My long road to Damascus was now almost complete. I began to see the hand of God in the series of ‘coincidences’ that had occurred. As the Alpha course ended, we felt a sense of acute emptiness. We talked together and realised that there was a space in our hearts for God. On my 25th birthday, December 20th 1998, we knelt on the floor of Tim’s study and simultaneously gave our lives to Jesus – the same Jesus who I had blasphemed, ridiculed, persecuted and abused for a quarter of a century. Two months later, our son was born completely well. And yes, we did call him Ezekiel which, with his dark skin and his fearless commitment to truth and justice, really suits him!
Times of trialClearly, with a miraculous healing and two extraordinary conversions behind us, we have gone on to be ‘super-Christians’, full of faith and daring-do. Have we gone around moving mountains, and telling fig trees to uproot themselves and jump into the sea?
Actually, we haven’t. The reality, as most Christians will understand, is never that easy. Christianity has certainly not turned out to be the crutch that I so dismissively believed it to be. Instead, it has been tough, with friendships sacrificed along the way and mild ridicule suffered in many places (what goes around, comes around).

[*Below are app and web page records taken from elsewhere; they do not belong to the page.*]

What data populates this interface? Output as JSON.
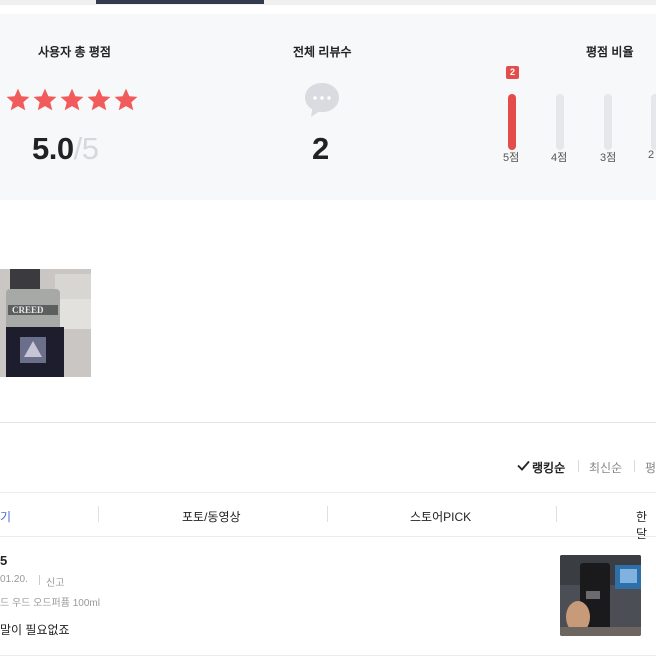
{
  "summary": {
    "rating_title": "사용자 총 평점",
    "rating_value": "5.0",
    "rating_max": "/5",
    "stars_filled": 5,
    "review_title": "전체 리뷰수",
    "review_count": "2",
    "ratio_title": "평점 비율",
    "ratio_bars": [
      {
        "label": "5점",
        "count": "2",
        "fraction": 1.0
      },
      {
        "label": "4점",
        "count": "",
        "fraction": 0
      },
      {
        "label": "3점",
        "count": "",
        "fraction": 0
      },
      {
        "label": "2",
        "count": "",
        "fraction": 0
      }
    ]
  },
  "sort": {
    "check_icon": "check-icon",
    "options": [
      "랭킹순",
      "최신순",
      "평"
    ]
  },
  "filter_tabs": [
    "기",
    "포토/동영상",
    "스토어PICK",
    "한달"
  ],
  "review": {
    "number": "5",
    "date": "01.20.",
    "report_label": "신고",
    "option": "드 우드 오드퍼퓸 100ml",
    "text": "말이 필요없죠"
  },
  "colors": {
    "accent": "#e44c4c",
    "star": "#f15b5b",
    "summary_bg": "#f7f8fa",
    "tab_active": "#333c4e"
  }
}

But the hardest thing to deal with has been the issue of healing. God healed little Ezekiel of a potentially lethal condition. However, another child who is a close member of our family has spent the last few years dealing with diabetes and coeliac’s disease (intolerance to any food containing gluten). We have gone through stages of praying without ceasing – but then we ceased. We have taken this lad to a Benny Hinn meeting in Manchester and believed for his healing – only to come away disappointed and feeling more than a little bit betrayed by the showmanship of the event. We’ve also, egged on by people who we looked up to, ‘named it and claimed it’. But the result is the same – a child with two debilitating and frustrating conditions.
More ridiculously, we’ve even been to prayer meetings where people have said: “Thank you God for healing this boy” – even though nothing has happened. It’s almost as if they think God can be backed into a corner. Many times we have felt like secondclass Christians, punished by God because of a lack of faith. And wellmeaning fellow believers have unwittingly reinforced that feeling by telling all who will listen that all you need is faith and God will grant you all your wishes.
In my very humble opinion, however, I believe the reality is somewhat different. In every congregation there are numerous people who have been seeking God’s healing in their lives and the lives of their loved ones. They have faith, they love God – but they see nothing happen. They need love and support from the body of Christ – not to be made to feel somehow inferior. I’ve learnt to accept that God is God. He knows what is best and will do it at the right time. In the meantime, I can rejoice at my salvation and the healing of my son.
Steve Downes is Education Correspondent and Leader Writer for the Eastern Daily Press newspaper in Norfolk. He lives in Cromer with his wife, two sons and two stepchildren.